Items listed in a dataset
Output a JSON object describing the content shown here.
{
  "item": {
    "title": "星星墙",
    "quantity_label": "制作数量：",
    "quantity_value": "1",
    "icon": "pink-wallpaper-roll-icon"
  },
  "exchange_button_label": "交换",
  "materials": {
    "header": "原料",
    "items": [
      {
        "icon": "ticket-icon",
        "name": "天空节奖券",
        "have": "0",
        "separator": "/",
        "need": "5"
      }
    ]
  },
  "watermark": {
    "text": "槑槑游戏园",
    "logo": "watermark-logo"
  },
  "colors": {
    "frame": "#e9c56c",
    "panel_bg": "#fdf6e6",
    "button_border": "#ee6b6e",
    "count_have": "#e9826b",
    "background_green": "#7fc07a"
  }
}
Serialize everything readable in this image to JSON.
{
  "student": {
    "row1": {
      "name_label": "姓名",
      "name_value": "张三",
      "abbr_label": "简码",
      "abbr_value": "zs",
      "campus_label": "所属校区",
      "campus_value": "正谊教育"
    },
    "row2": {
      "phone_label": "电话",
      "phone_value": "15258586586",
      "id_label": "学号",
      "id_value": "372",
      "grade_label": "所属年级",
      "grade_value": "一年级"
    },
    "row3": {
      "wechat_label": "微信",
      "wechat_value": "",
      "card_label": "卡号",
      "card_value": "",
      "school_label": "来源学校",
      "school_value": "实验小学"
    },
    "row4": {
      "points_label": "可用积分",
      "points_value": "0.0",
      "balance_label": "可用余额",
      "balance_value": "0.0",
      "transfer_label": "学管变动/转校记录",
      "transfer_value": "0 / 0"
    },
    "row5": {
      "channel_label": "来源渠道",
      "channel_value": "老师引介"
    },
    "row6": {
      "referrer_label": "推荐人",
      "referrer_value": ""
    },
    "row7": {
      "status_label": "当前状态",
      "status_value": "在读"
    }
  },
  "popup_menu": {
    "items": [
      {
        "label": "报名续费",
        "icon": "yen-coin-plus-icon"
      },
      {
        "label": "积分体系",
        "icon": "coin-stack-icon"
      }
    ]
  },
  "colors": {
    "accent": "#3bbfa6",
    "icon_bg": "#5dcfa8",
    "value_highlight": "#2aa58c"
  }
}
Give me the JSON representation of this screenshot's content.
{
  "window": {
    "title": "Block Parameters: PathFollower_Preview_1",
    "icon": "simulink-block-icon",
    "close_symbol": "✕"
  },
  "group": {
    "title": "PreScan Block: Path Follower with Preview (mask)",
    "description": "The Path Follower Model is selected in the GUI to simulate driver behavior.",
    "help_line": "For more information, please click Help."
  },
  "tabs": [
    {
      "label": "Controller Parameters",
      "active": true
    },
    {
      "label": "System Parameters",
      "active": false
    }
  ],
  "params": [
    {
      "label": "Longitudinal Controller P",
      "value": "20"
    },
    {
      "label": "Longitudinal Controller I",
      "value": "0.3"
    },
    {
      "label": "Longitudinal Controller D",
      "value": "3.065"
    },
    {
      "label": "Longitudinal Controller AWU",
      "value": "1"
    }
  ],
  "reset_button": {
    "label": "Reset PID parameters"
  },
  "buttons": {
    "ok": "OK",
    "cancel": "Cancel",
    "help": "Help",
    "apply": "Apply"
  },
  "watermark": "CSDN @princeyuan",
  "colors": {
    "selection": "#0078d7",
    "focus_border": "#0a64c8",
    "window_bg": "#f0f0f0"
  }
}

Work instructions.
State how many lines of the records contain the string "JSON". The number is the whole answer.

Reply to the task.
3